David Taylor MP tries to turn its message into an Amendment to the Budget.
I had sent the Act to HM Queen who sent it to Downing Street, who sent it to the Treasury which has not responded yet. But, for the first time in her reign, HM Queen has seen the Governor of the Bank of England!
That this House, observing that the intention of the founding Act of the Bank of England in 1694 was `that their Majesties’ subjects may not be oppressed by the said corporation’, notes that those subjects have been seriously oppressed by the Bank’s failure to control the greed, risk-taking and speculation of the banking system over which it presides; and therefore suggests that this oppression should be dealt with as the Act provides by fines three times the value of the abusive trading.
The first MPs have signed. Will you get your MP to sign via WriteToThem?
In our observation, oppressions through banks are due to:
1. There is now only a limited number of qualified staff in every branch. In fact, what used to be professional training for a professional body, ACIB, has become a “School of Finance“.
2. The training in “banking” is limited. It consists only of “sales”.
3. There is now little responsibility in local branches.
4. Instead, all decision making has been centralised. This results in the decision makers having little personal knowledge of the client or a perspective about a business.
5. There is little comprehension of day-to-day business issues.
6. There is no realisation of the criticality of time or expediency.
7. There is limited knowledge of supposed Government support. As an example, the Small Firms Loan Guarantee Scheme (SFLGS) was reducing before the crisis.
8. Instead of joined-up thinking, staff are only box tickers and have no room for initiative.
9. MPs have very limited knowledge of the depth of the problems, even before the crisis.

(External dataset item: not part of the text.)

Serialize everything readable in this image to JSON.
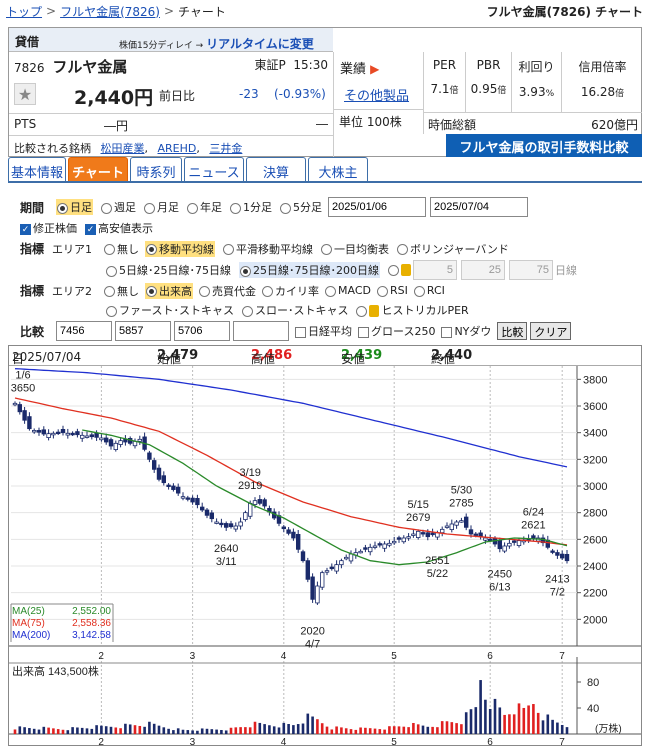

10. Day-to-day business borrowing for “normal” clients has never been excessive. In fact, it was already very restrictive to Small and Medium Enterprises (SMEs) and often even obstructive.
Filed under: Central Banks, Engaging with MPs, Financial Fairness, Future laws, History, Regulation | Tagged: Early Day Motion | 3 Comments »